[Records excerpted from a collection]
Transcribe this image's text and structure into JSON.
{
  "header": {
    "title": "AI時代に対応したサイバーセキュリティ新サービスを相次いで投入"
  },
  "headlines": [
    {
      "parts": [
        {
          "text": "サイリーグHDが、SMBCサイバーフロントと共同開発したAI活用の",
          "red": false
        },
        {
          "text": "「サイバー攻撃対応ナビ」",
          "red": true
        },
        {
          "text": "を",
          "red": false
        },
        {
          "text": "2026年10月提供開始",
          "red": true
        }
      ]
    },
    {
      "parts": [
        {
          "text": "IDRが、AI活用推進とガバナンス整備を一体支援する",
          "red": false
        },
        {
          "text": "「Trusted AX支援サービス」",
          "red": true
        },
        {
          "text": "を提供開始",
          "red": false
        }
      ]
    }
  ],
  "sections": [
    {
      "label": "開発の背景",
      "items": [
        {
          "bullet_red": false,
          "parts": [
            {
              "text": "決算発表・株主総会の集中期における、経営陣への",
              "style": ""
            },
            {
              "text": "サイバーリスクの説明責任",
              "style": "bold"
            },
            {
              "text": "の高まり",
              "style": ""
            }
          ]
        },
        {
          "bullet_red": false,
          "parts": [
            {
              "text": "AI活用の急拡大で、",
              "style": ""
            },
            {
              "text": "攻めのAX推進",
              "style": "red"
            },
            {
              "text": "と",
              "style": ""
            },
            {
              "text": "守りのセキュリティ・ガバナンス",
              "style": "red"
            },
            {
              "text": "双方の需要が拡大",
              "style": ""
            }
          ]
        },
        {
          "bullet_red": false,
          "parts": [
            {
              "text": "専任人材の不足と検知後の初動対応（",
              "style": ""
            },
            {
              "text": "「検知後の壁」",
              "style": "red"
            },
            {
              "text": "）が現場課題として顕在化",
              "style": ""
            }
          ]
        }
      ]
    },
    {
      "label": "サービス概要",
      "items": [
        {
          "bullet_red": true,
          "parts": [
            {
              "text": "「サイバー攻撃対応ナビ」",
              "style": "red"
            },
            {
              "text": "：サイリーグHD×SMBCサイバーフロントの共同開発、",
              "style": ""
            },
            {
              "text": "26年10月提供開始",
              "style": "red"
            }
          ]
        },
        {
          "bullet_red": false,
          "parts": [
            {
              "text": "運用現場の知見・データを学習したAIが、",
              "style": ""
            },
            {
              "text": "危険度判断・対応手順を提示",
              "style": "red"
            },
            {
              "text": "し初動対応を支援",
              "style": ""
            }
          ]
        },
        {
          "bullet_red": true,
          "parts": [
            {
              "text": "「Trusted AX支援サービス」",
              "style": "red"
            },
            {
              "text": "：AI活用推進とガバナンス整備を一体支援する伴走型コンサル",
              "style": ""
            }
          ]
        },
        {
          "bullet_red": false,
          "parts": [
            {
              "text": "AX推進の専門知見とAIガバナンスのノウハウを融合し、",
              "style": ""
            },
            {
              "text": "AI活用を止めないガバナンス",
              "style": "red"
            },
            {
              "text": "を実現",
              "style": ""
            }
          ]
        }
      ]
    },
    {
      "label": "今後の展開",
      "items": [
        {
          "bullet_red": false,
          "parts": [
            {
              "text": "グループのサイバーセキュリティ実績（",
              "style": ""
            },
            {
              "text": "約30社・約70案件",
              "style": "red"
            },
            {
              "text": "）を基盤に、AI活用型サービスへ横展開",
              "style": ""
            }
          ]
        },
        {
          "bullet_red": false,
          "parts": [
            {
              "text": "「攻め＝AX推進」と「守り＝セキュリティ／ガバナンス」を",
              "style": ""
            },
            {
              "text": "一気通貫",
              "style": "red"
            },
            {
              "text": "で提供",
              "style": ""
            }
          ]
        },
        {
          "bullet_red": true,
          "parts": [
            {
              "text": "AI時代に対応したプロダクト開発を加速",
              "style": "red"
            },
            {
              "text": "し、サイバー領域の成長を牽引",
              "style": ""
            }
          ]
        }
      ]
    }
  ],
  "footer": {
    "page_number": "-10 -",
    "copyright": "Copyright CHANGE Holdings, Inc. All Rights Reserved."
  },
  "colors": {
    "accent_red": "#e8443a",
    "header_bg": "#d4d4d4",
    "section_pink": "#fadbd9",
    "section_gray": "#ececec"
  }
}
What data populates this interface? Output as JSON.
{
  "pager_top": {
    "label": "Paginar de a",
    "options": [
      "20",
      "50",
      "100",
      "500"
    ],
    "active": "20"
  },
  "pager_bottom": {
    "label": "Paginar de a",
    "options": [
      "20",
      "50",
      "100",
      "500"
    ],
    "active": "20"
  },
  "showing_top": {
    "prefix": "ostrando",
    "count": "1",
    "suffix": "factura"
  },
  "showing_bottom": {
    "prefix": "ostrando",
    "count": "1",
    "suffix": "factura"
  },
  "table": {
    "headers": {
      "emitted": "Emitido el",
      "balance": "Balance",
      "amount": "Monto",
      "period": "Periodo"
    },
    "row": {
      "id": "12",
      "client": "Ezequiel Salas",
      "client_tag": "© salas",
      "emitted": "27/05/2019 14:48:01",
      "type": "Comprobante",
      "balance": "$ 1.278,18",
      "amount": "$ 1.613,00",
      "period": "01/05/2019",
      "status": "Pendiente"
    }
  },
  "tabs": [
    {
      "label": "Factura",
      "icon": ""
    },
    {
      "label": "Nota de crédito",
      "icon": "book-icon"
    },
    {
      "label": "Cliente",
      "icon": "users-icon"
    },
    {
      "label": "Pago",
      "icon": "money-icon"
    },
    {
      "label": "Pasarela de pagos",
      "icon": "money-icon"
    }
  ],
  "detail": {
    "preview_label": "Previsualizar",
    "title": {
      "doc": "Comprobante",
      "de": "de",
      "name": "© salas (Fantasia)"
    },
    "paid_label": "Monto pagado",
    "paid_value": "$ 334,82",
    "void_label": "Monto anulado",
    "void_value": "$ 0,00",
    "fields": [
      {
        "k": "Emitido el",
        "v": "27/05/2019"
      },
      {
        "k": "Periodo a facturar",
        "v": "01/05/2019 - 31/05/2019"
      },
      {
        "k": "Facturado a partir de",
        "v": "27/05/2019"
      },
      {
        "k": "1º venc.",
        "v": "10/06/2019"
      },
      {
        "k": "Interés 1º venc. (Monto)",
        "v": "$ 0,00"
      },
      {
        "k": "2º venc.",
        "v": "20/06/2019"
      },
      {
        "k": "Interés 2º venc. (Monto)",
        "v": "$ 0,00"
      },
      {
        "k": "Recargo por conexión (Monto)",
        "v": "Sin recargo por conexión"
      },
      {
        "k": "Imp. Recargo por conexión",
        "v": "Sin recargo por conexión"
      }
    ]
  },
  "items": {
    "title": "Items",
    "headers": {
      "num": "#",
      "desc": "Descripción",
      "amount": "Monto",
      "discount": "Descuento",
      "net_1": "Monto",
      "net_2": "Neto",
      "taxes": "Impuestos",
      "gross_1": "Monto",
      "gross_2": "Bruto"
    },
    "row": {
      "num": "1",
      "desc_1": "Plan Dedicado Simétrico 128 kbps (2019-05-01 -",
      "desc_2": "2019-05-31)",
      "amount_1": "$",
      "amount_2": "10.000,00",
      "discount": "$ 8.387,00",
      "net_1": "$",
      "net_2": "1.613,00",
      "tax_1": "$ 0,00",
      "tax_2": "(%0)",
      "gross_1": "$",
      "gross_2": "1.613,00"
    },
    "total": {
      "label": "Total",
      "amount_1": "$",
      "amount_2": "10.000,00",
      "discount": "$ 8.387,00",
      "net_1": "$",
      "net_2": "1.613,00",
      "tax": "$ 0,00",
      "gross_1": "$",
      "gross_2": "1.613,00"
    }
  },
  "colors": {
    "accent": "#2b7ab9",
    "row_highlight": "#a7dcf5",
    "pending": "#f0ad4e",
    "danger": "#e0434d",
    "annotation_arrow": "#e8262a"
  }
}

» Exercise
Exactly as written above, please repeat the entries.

» Answer to this task
Transcribe this image's text and structure into JSON.
{
  "header": {
    "title": "AI時代に対応したサイバーセキュリティ新サービスを相次いで投入"
  },
  "headlines": [
    {
      "parts": [
        {
          "text": "サイリーグHDが、SMBCサイバーフロントと共同開発したAI活用の",
          "red": false
        },
        {
          "text": "「サイバー攻撃対応ナビ」",
          "red": true
        },
        {
          "text": "を",
          "red": false
        },
        {
          "text": "2026年10月提供開始",
          "red": true
        }
      ]
    },
    {
      "parts": [
        {
          "text": "IDRが、AI活用推進とガバナンス整備を一体支援する",
          "red": false
        },
        {
          "text": "「Trusted AX支援サービス」",
          "red": true
        },
        {
          "text": "を提供開始",
          "red": false
        }
      ]
    }
  ],
  "sections": [
    {
      "label": "開発の背景",
      "items": [
        {
          "bullet_red": false,
          "parts": [
            {
              "text": "決算発表・株主総会の集中期における、経営陣への",
              "style": ""
            },
            {
              "text": "サイバーリスクの説明責任",
              "style": "bold"
            },
            {
              "text": "の高まり",
              "style": ""
            }
          ]
        },
        {
          "bullet_red": false,
          "parts": [
            {
              "text": "AI活用の急拡大で、",
              "style": ""
            },
            {
              "text": "攻めのAX推進",
              "style": "red"
            },
            {
              "text": "と",
              "style": ""
            },
            {
              "text": "守りのセキュリティ・ガバナンス",
              "style": "red"
            },
            {
              "text": "双方の需要が拡大",
              "style": ""
            }
          ]
        },
        {
          "bullet_red": false,
          "parts": [
            {
              "text": "専任人材の不足と検知後の初動対応（",
              "style": ""
            },
            {
              "text": "「検知後の壁」",
              "style": "red"
            },
            {
              "text": "）が現場課題として顕在化",
              "style": ""
            }
          ]
        }
      ]
    },
    {
      "label": "サービス概要",
      "items": [
        {
          "bullet_red": true,
          "parts": [
            {
              "text": "「サイバー攻撃対応ナビ」",
              "style": "red"
            },
            {
              "text": "：サイリーグHD×SMBCサイバーフロントの共同開発、",
              "style": ""
            },
            {
              "text": "26年10月提供開始",
              "style": "red"
            }
          ]
        },
        {
          "bullet_red": false,
          "parts": [
            {
              "text": "運用現場の知見・データを学習したAIが、",
              "style": ""
            },
            {
              "text": "危険度判断・対応手順を提示",
              "style": "red"
            },
            {
              "text": "し初動対応を支援",
              "style": ""
            }
          ]
        },
        {
          "bullet_red": true,
          "parts": [
            {
              "text": "「Trusted AX支援サービス」",
              "style": "red"
            },
            {
              "text": "：AI活用推進とガバナンス整備を一体支援する伴走型コンサル",
              "style": ""
            }
          ]
        },
        {
          "bullet_red": false,
          "parts": [
            {
              "text": "AX推進の専門知見とAIガバナンスのノウハウを融合し、",
              "style": ""
            },
            {
              "text": "AI活用を止めないガバナンス",
              "style": "red"
            },
            {
              "text": "を実現",
              "style": ""
            }
          ]
        }
      ]
    },
    {
      "label": "今後の展開",
      "items": [
        {
          "bullet_red": false,
          "parts": [
            {
              "text": "グループのサイバーセキュリティ実績（",
              "style": ""
            },
            {
              "text": "約30社・約70案件",
              "style": "red"
            },
            {
              "text": "）を基盤に、AI活用型サービスへ横展開",
              "style": ""
            }
          ]
        },
        {
          "bullet_red": false,
          "parts": [
            {
              "text": "「攻め＝AX推進」と「守り＝セキュリティ／ガバナンス」を",
              "style": ""
            },
            {
              "text": "一気通貫",
              "style": "red"
            },
            {
              "text": "で提供",
              "style": ""
            }
          ]
        },
        {
          "bullet_red": true,
          "parts": [
            {
              "text": "AI時代に対応したプロダクト開発を加速",
              "style": "red"
            },
            {
              "text": "し、サイバー領域の成長を牽引",
              "style": ""
            }
          ]
        }
      ]
    }
  ],
  "footer": {
    "page_number": "-10 -",
    "copyright": "Copyright CHANGE Holdings, Inc. All Rights Reserved."
  },
  "colors": {
    "accent_red": "#e8443a",
    "header_bg": "#d4d4d4",
    "section_pink": "#fadbd9",
    "section_gray": "#ececec"
  }
}
What data populates this interface? Output as JSON.
{
  "pager_top": {
    "label": "Paginar de a",
    "options": [
      "20",
      "50",
      "100",
      "500"
    ],
    "active": "20"
  },
  "pager_bottom": {
    "label": "Paginar de a",
    "options": [
      "20",
      "50",
      "100",
      "500"
    ],
    "active": "20"
  },
  "showing_top": {
    "prefix": "ostrando",
    "count": "1",
    "suffix": "factura"
  },
  "showing_bottom": {
    "prefix": "ostrando",
    "count": "1",
    "suffix": "factura"
  },
  "table": {
    "headers": {
      "emitted": "Emitido el",
      "balance": "Balance",
      "amount": "Monto",
      "period": "Periodo"
    },
    "row": {
      "id": "12",
      "client": "Ezequiel Salas",
      "client_tag": "© salas",
      "emitted": "27/05/2019 14:48:01",
      "type": "Comprobante",
      "balance": "$ 1.278,18",
      "amount": "$ 1.613,00",
      "period": "01/05/2019",
      "status": "Pendiente"
    }
  },
  "tabs": [
    {
      "label": "Factura",
      "icon": ""
    },
    {
      "label": "Nota de crédito",
      "icon": "book-icon"
    },
    {
      "label": "Cliente",
      "icon": "users-icon"
    },
    {
      "label": "Pago",
      "icon": "money-icon"
    },
    {
      "label": "Pasarela de pagos",
      "icon": "money-icon"
    }
  ],
  "detail": {
    "preview_label": "Previsualizar",
    "title": {
      "doc": "Comprobante",
      "de": "de",
      "name": "© salas (Fantasia)"
    },
    "paid_label": "Monto pagado",
    "paid_value": "$ 334,82",
    "void_label": "Monto anulado",
    "void_value": "$ 0,00",
    "fields": [
      {
        "k": "Emitido el",
        "v": "27/05/2019"
      },
      {
        "k": "Periodo a facturar",
        "v": "01/05/2019 - 31/05/2019"
      },
      {
        "k": "Facturado a partir de",
        "v": "27/05/2019"
      },
      {
        "k": "1º venc.",
        "v": "10/06/2019"
      },
      {
        "k": "Interés 1º venc. (Monto)",
        "v": "$ 0,00"
      },
      {
        "k": "2º venc.",
        "v": "20/06/2019"
      },
      {
        "k": "Interés 2º venc. (Monto)",
        "v": "$ 0,00"
      },
      {
        "k": "Recargo por conexión (Monto)",
        "v": "Sin recargo por conexión"
      },
      {
        "k": "Imp. Recargo por conexión",
        "v": "Sin recargo por conexión"
      }
    ]
  },
  "items": {
    "title": "Items",
    "headers": {
      "num": "#",
      "desc": "Descripción",
      "amount": "Monto",
      "discount": "Descuento",
      "net_1": "Monto",
      "net_2": "Neto",
      "taxes": "Impuestos",
      "gross_1": "Monto",
      "gross_2": "Bruto"
    },
    "row": {
      "num": "1",
      "desc_1": "Plan Dedicado Simétrico 128 kbps (2019-05-01 -",
      "desc_2": "2019-05-31)",
      "amount_1": "$",
      "amount_2": "10.000,00",
      "discount": "$ 8.387,00",
      "net_1": "$",
      "net_2": "1.613,00",
      "tax_1": "$ 0,00",
      "tax_2": "(%0)",
      "gross_1": "$",
      "gross_2": "1.613,00"
    },
    "total": {
      "label": "Total",
      "amount_1": "$",
      "amount_2": "10.000,00",
      "discount": "$ 8.387,00",
      "net_1": "$",
      "net_2": "1.613,00",
      "tax": "$ 0,00",
      "gross_1": "$",
      "gross_2": "1.613,00"
    }
  },
  "colors": {
    "accent": "#2b7ab9",
    "row_highlight": "#a7dcf5",
    "pending": "#f0ad4e",
    "danger": "#e0434d",
    "annotation_arrow": "#e8262a"
  }
}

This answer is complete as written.